German energy policy: not a blueprint for other countries

German energy policy is not a blueprint for other countries, according to a recent survey by Weltenergierat. Moreover, it is seen as a risk to European security of supply in the electricity sector.

© Deutscher Bundestag / Lichtblick/Achim MeldeGerman energy policy has been observed worldwide and has triggered national debates on energy. Therefore Weltenergierat wanted to find out how countries perceived the German energy transition.  In November 2014 it carried out a survey among the Council’s member committees and received responses from 35 countries, results of which were released earlier this month.

The survey, “German energy policy – a blueprint for the world?”, has found:

►More than 70% of respondents consider German energy policy a threat to European security of supply.

►In the short term, current energy policy will impact German growth prospects negatively. In the longer term, many respondents also see a strengthening of the economy.

►A third of respondents are confident that the German energy policy could serve as a global energy policy blueprint. A little over half of respondents think that parts of the concept – i.e. expanding renewables – could be copied, while almost half of respondents reject the proposal of the German energy policy completely.

►Close to 50% of surveyed experts think that household consumers would accept a price increase of up to 10% in their countries, if this means they could contribute to climate protection. However, this does not apply to industrial consumers.

►In international perspectives, German energy policy will only partly be implemented and with delays.

►Only a minority believes that Germany can achieve its CO2 reduction target until 2020.

The survey results were released in the same month when Weltenergierat called for a true EU internal energy market in a position paper for the German energy ministry’s ‘greenbook’. The position paper represents the interim results of a study commissioned by WEC Germany on further steps towards a single European power market. The final analysis on the extent of synergies of a European or cross-country load backup will be published in June.

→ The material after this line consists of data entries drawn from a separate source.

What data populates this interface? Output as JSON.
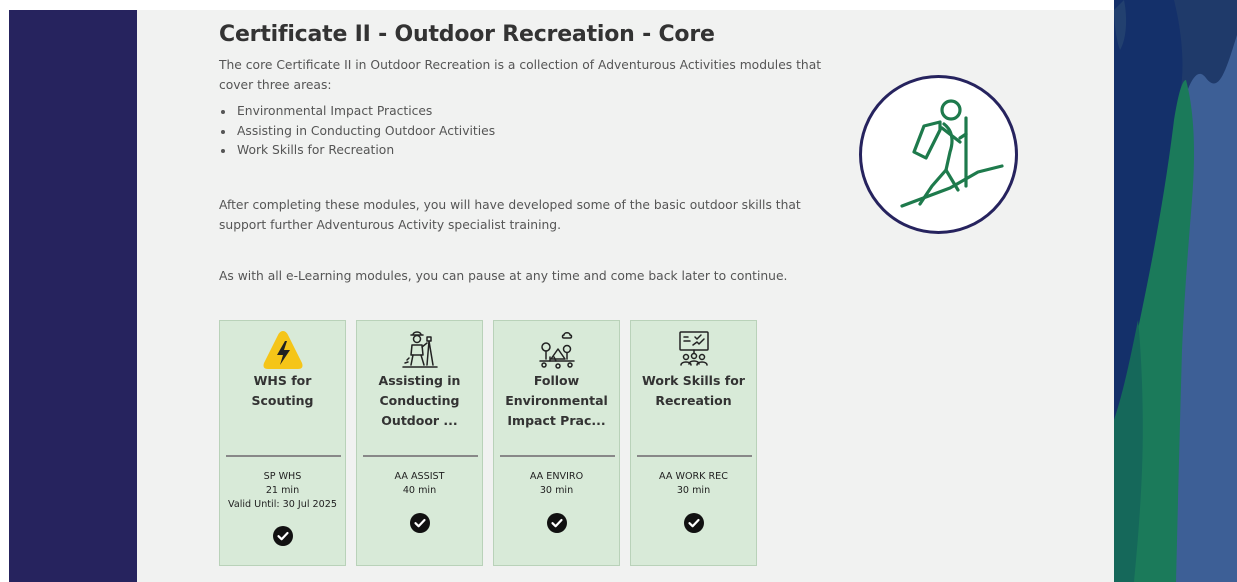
{
  "page": {
    "title": "Certificate II - Outdoor Recreation - Core",
    "intro": "The core Certificate II in Outdoor Recreation is a collection of Adventurous Activities modules that cover three areas:",
    "areas": [
      "Environmental Impact Practices",
      "Assisting in Conducting Outdoor Activities",
      "Work Skills for Recreation"
    ],
    "paragraph2": "After completing these modules, you will have developed some of the basic outdoor skills that support further Adventurous Activity specialist training.",
    "paragraph3": "As with all e-Learning modules, you can pause at any time and come back later to continue.",
    "hero_icon": "hiker-icon"
  },
  "colors": {
    "navy": "#26235e",
    "card_bg": "#d8ead8",
    "hero_green": "#1e7a4c",
    "content_bg": "#f1f2f1",
    "right_blue": "#3d5f96"
  },
  "modules": [
    {
      "title": "WHS for Scouting",
      "code": "SP WHS",
      "duration": "21 min",
      "valid_until": "Valid Until: 30 Jul 2025",
      "icon": "warning-lightning-icon",
      "status": "completed"
    },
    {
      "title": "Assisting in Conducting Outdoor ...",
      "code": "AA ASSIST",
      "duration": "40 min",
      "icon": "surveyor-icon",
      "status": "completed"
    },
    {
      "title": "Follow Environmental Impact Prac...",
      "code": "AA ENVIRO",
      "duration": "30 min",
      "icon": "camp-trees-icon",
      "status": "completed"
    },
    {
      "title": "Work Skills for Recreation",
      "code": "AA WORK REC",
      "duration": "30 min",
      "icon": "team-board-icon",
      "status": "completed"
    }
  ]
}
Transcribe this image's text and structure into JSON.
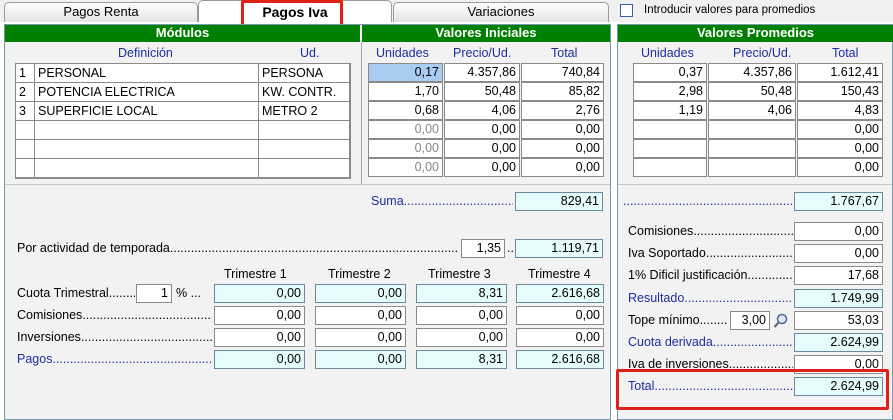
{
  "tabs": [
    "Pagos Renta",
    "Pagos Iva",
    "Variaciones"
  ],
  "promedios_checkbox": "Introducir valores para promedios",
  "modulos": {
    "title": "Módulos",
    "col_def": "Definición",
    "col_ud": "Ud.",
    "rows": [
      {
        "n": "1",
        "def": "PERSONAL",
        "ud": "PERSONA"
      },
      {
        "n": "2",
        "def": "POTENCIA ELECTRICA",
        "ud": "KW. CONTR."
      },
      {
        "n": "3",
        "def": "SUPERFICIE LOCAL",
        "ud": "METRO 2"
      }
    ]
  },
  "iniciales": {
    "title": "Valores Iniciales",
    "cols": [
      "Unidades",
      "Precio/Ud.",
      "Total"
    ],
    "rows": [
      [
        "0,17",
        "4.357,86",
        "740,84"
      ],
      [
        "1,70",
        "50,48",
        "85,82"
      ],
      [
        "0,68",
        "4,06",
        "2,76"
      ],
      [
        "0,00",
        "0,00",
        "0,00"
      ],
      [
        "0,00",
        "0,00",
        "0,00"
      ],
      [
        "0,00",
        "0,00",
        "0,00"
      ]
    ],
    "suma_label": "Suma",
    "suma": "829,41",
    "temporada_label": "Por actividad de temporada",
    "temporada_factor": "1,35",
    "temporada_total": "1.119,71"
  },
  "promedios": {
    "title": "Valores Promedios",
    "cols": [
      "Unidades",
      "Precio/Ud.",
      "Total"
    ],
    "rows": [
      [
        "0,37",
        "4.357,86",
        "1.612,41"
      ],
      [
        "2,98",
        "50,48",
        "150,43"
      ],
      [
        "1,19",
        "4,06",
        "4,83"
      ],
      [
        "",
        "",
        "0,00"
      ],
      [
        "",
        "",
        "0,00"
      ],
      [
        "",
        "",
        "0,00"
      ]
    ],
    "suma": "1.767,67",
    "items": [
      {
        "label": "Comisiones",
        "value": "0,00"
      },
      {
        "label": "Iva Soportado",
        "value": "0,00"
      },
      {
        "label": "1% Dificil justificación",
        "value": "17,68"
      },
      {
        "label": "Resultado",
        "value": "1.749,99"
      },
      {
        "label": "Tope mínimo",
        "factor": "3,00",
        "value": "53,03"
      },
      {
        "label": "Cuota derivada",
        "value": "2.624,99"
      },
      {
        "label": "Iva de inversiones",
        "value": "0,00"
      },
      {
        "label": "Total",
        "value": "2.624,99"
      }
    ]
  },
  "trimestres": {
    "headers": [
      "Trimestre 1",
      "Trimestre 2",
      "Trimestre 3",
      "Trimestre 4"
    ],
    "cuota_label": "Cuota Trimestral",
    "cuota_pct": "1",
    "pct_sign": "%",
    "rows": [
      {
        "label": "Cuota Trimestral",
        "values": [
          "0,00",
          "0,00",
          "8,31",
          "2.616,68"
        ]
      },
      {
        "label": "Comisiones",
        "values": [
          "0,00",
          "0,00",
          "0,00",
          "0,00"
        ]
      },
      {
        "label": "Inversiones",
        "values": [
          "0,00",
          "0,00",
          "0,00",
          "0,00"
        ]
      },
      {
        "label": "Pagos",
        "values": [
          "0,00",
          "0,00",
          "8,31",
          "2.616,68"
        ]
      }
    ]
  }
}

Dr Carsten Rolle, Secretary of Weltenergierat, said: “EU member states need to cooperate much more closely as there is great potential for synergies in the electricity sector. The integration will have to be carried out step by step on a regional level in the first place, which can then be extended to all member states. It is important to implement the regionalisation already announced in the recent EU strategy paper quickly and rigorously”.